_DATA EXTRACTS:_
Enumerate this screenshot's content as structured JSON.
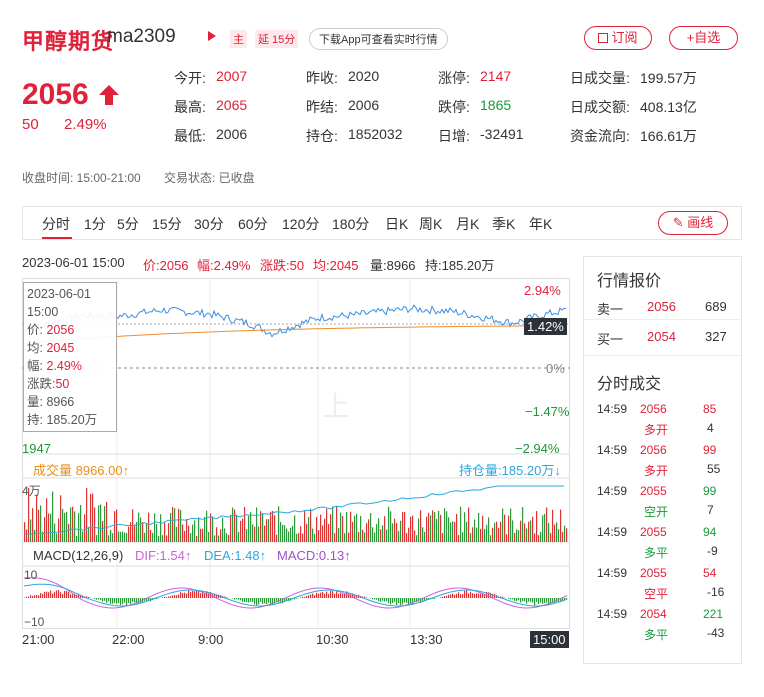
{
  "header": {
    "name": "甲醇期货",
    "code": "ma2309",
    "tag_main": "主",
    "tag_delay": "延 15分",
    "app_btn": "下载App可查看实时行情",
    "subscribe": "订阅",
    "watchlist": "+自选"
  },
  "quote": {
    "price": "2056",
    "change": "50",
    "change_pct": "2.49%",
    "stats": [
      {
        "label": "今开:",
        "value": "2007",
        "color": "red"
      },
      {
        "label": "昨收:",
        "value": "2020",
        "color": "normal"
      },
      {
        "label": "涨停:",
        "value": "2147",
        "color": "red"
      },
      {
        "label": "日成交量:",
        "value": "199.57万",
        "color": "normal"
      },
      {
        "label": "最高:",
        "value": "2065",
        "color": "red"
      },
      {
        "label": "昨结:",
        "value": "2006",
        "color": "normal"
      },
      {
        "label": "跌停:",
        "value": "1865",
        "color": "green"
      },
      {
        "label": "日成交额:",
        "value": "408.13亿",
        "color": "normal"
      },
      {
        "label": "最低:",
        "value": "2006",
        "color": "normal"
      },
      {
        "label": "持仓:",
        "value": "1852032",
        "color": "normal"
      },
      {
        "label": "日增:",
        "value": "-32491",
        "color": "normal"
      },
      {
        "label": "资金流向:",
        "value": "166.61万",
        "color": "normal"
      }
    ],
    "close_time": "收盘时间:  15:00-21:00",
    "trade_status": "交易状态:  已收盘"
  },
  "tabs": [
    "分时",
    "1分",
    "5分",
    "15分",
    "30分",
    "60分",
    "120分",
    "180分",
    "日K",
    "周K",
    "月K",
    "季K",
    "年K"
  ],
  "draw_button": "画线",
  "infobar": {
    "datetime": "2023-06-01 15:00",
    "price": "价:2056",
    "amp": "幅:2.49%",
    "chg": "涨跌:50",
    "avg": "均:2045",
    "vol": "量:8966",
    "oi": "持:185.20万"
  },
  "tooltip": {
    "date": "2023-06-01",
    "time": "15:00",
    "price_l": "价:",
    "price_v": "2056",
    "avg_l": "均:",
    "avg_v": "2045",
    "amp_l": "幅:",
    "amp_v": "2.49%",
    "chg_l": "涨跌:",
    "chg_v": "50",
    "vol": "量: 8966",
    "oi": "持: 185.20万"
  },
  "chart_labels": {
    "pct_top": "2.94%",
    "pct_cur": "1.42%",
    "pct_zero": "0%",
    "pct_m1": "−1.47%",
    "pct_bot": "−2.94%",
    "price_bot": "1947",
    "vol_label": "成交量  8966.00↑",
    "oi_label": "持仓量:185.20万↓",
    "vol_axis": "4万",
    "macd_title": "MACD(12,26,9)",
    "dif": "DIF:1.54↑",
    "dea": "DEA:1.48↑",
    "macd": "MACD:0.13↑",
    "macd_top": "10",
    "macd_bot": "−10",
    "times": [
      "21:00",
      "22:00",
      "9:00",
      "10:30",
      "13:30",
      "15:00"
    ],
    "watermark": "上"
  },
  "chart_data": {
    "type": "line",
    "title": "",
    "x": [
      "21:00",
      "22:00",
      "9:00",
      "10:30",
      "13:30",
      "15:00"
    ],
    "series": [
      {
        "name": "价",
        "values": [
          2007,
          2048,
          2054,
          2042,
          2055,
          2056
        ]
      },
      {
        "name": "均",
        "values": [
          2010,
          2030,
          2040,
          2042,
          2045,
          2045
        ]
      }
    ],
    "ylim": [
      1947,
      2079
    ],
    "reference": 2020
  },
  "panel": {
    "title1": "行情报价",
    "sell_l": "卖一",
    "sell_p": "2056",
    "sell_v": "689",
    "buy_l": "买一",
    "buy_p": "2054",
    "buy_v": "327",
    "title2": "分时成交",
    "trades": [
      {
        "time": "14:59",
        "price": "2056",
        "vol": "85",
        "type": "多开",
        "oi": "4",
        "pc": "red",
        "vc": "red"
      },
      {
        "time": "14:59",
        "price": "2056",
        "vol": "99",
        "type": "多开",
        "oi": "55",
        "pc": "red",
        "vc": "red"
      },
      {
        "time": "14:59",
        "price": "2055",
        "vol": "99",
        "type": "空开",
        "oi": "7",
        "pc": "red",
        "vc": "green"
      },
      {
        "time": "14:59",
        "price": "2055",
        "vol": "94",
        "type": "多平",
        "oi": "-9",
        "pc": "red",
        "vc": "green"
      },
      {
        "time": "14:59",
        "price": "2055",
        "vol": "54",
        "type": "空平",
        "oi": "-16",
        "pc": "red",
        "vc": "red"
      },
      {
        "time": "14:59",
        "price": "2054",
        "vol": "221",
        "type": "多平",
        "oi": "-43",
        "pc": "red",
        "vc": "green"
      }
    ]
  }
}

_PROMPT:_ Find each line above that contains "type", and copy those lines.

_COMPLETED EXERCISE:_
    "type": "line",
        "type": "多开",
        "type": "多开",
        "type": "空开",
        "type": "多平",
        "type": "空平",
        "type": "多平",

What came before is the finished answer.